Impact on image quality and radiation exposure in coronary CT angiography: 100 kVp versus 120 kVp.Acta Radiol. 2010 Oct; 51(8):903-9.AR
The risk of radiation-induced cancer has become a major concern with the increasing use of computed tomography (CT).
To compare image quality and radiation doses when decreasing X-ray tube peak kilovoltage (kVp) from 120 to 100 kVp in patients undergoing coronary CT angiography (CCTA).
MATERIAL AND METHODS
Patients referred for evaluation of suspected coronary artery disease (CAD) underwent 64-channel detector CCTA using a tube voltage of either 120 kVp (n = 46) or 100 kVp (n = 82). The individual volume CT dose index (CTDI(vol)) and dose length product (DLP) were recorded and effective radiation dose was estimated on the basis of DLP. Subjective image quality was assessed by two radiologists on per-patient based consensus. Vascular density and image noise were quantified in the left main coronary artery (LMCA) and proximal ascending aorta (AA). Mean density in the adjacent perivascular tissue was also quantified. Contrast-to-noise ratio (CNR) was calculated. Corresponding invasive coronary angiography (ICA) was performed, which constituted the gold standard.

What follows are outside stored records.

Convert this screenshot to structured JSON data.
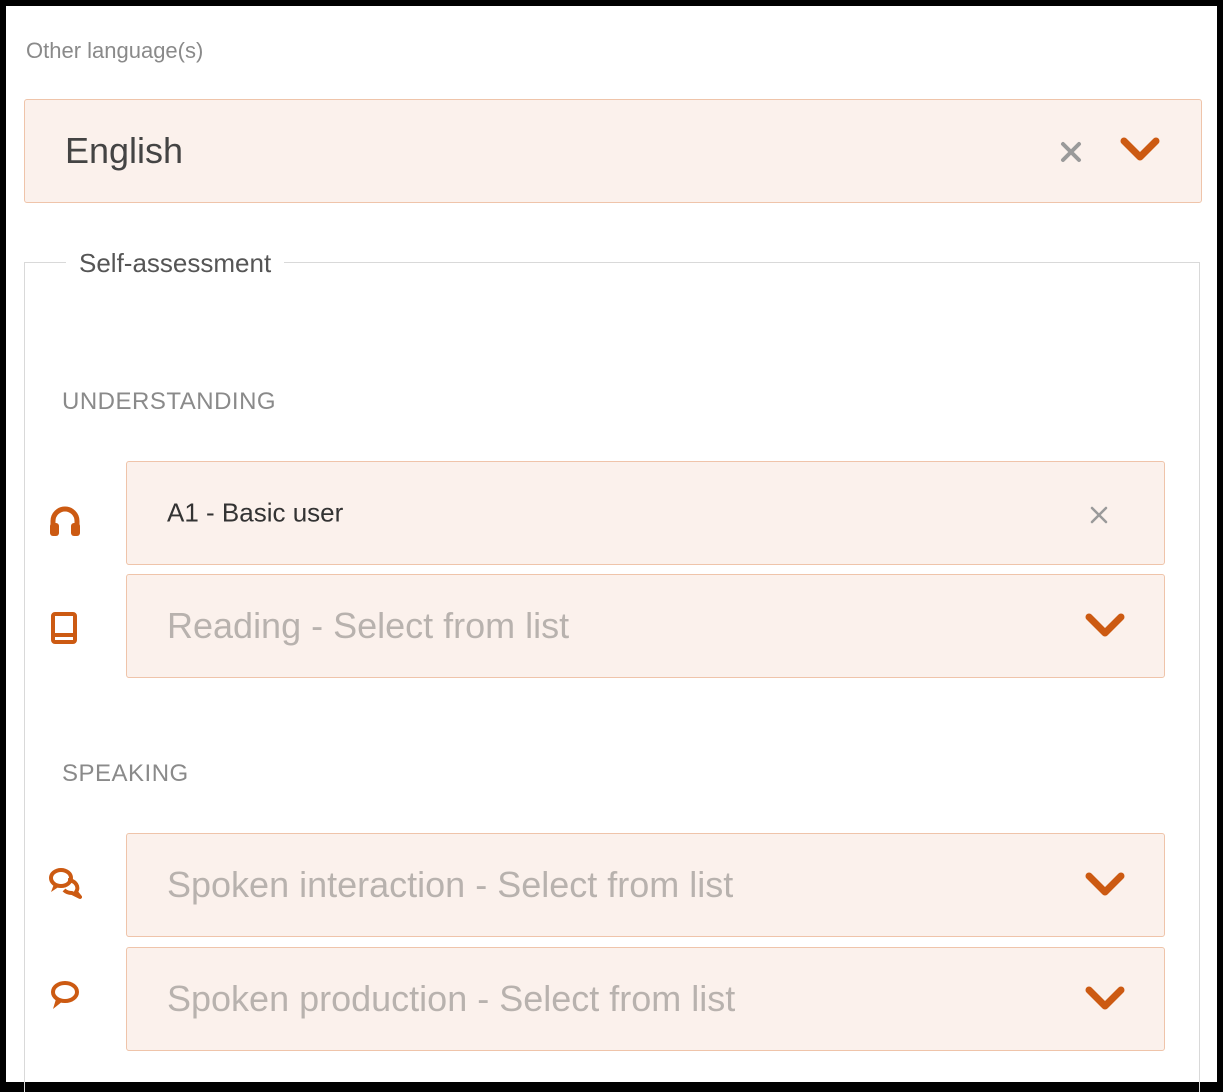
{
  "language": {
    "label": "Other language(s)",
    "value": "English"
  },
  "self_assessment": {
    "legend": "Self-assessment",
    "understanding": {
      "label": "UNDERSTANDING",
      "listening": {
        "value": "A1 - Basic user",
        "icon": "headphones-icon"
      },
      "reading": {
        "placeholder": "Reading - Select from list",
        "icon": "book-icon"
      }
    },
    "speaking": {
      "label": "SPEAKING",
      "interaction": {
        "placeholder": "Spoken interaction - Select from list",
        "icon": "conversation-icon"
      },
      "production": {
        "placeholder": "Spoken production - Select from list",
        "icon": "speech-bubble-icon"
      }
    }
  },
  "colors": {
    "accent": "#cc5a12",
    "field_bg": "#fbf1ec",
    "field_border": "#efc4aa"
  }
}
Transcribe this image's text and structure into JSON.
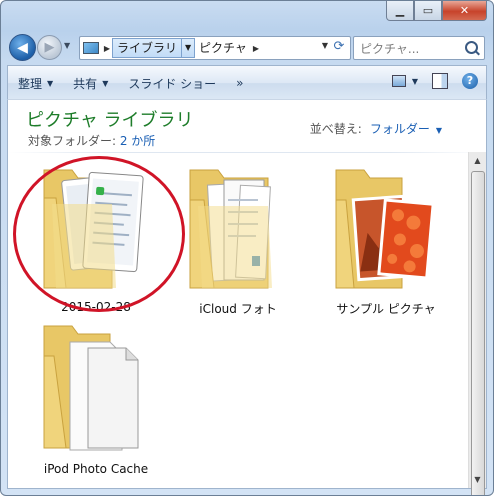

Mean values in the 100/120 kVp cohorts regarding CNR in the LMCA were 12.7/16.0 (P<0.0001)) and in the AA 13.2/17.2 (P<0.0001), CTDI(vol) 34.4/57.4 mGy (a 40% reduction, P<0.0001), DLP 578/1125 mGy × cm (P<0.0001), and estimated effective dose 9.6/20.2 mSv (P<0.0001). There was no statistically significant difference in subjective image quality between the two cohorts. The sensitivity to detect significant coronary stenoses was 88% (120 kVp) and 84% (100 kVp) and the specificity was 71% (120 kVp) and 74% (100 kVp), respectively.
By reduction of tube voltage from 120 to 100 kVp at CCTA, while keeping all other scanning parameters unchanged, the radiation dose to the patient can be almost halved while keeping the diagnostic image quality at a clinically acceptable level.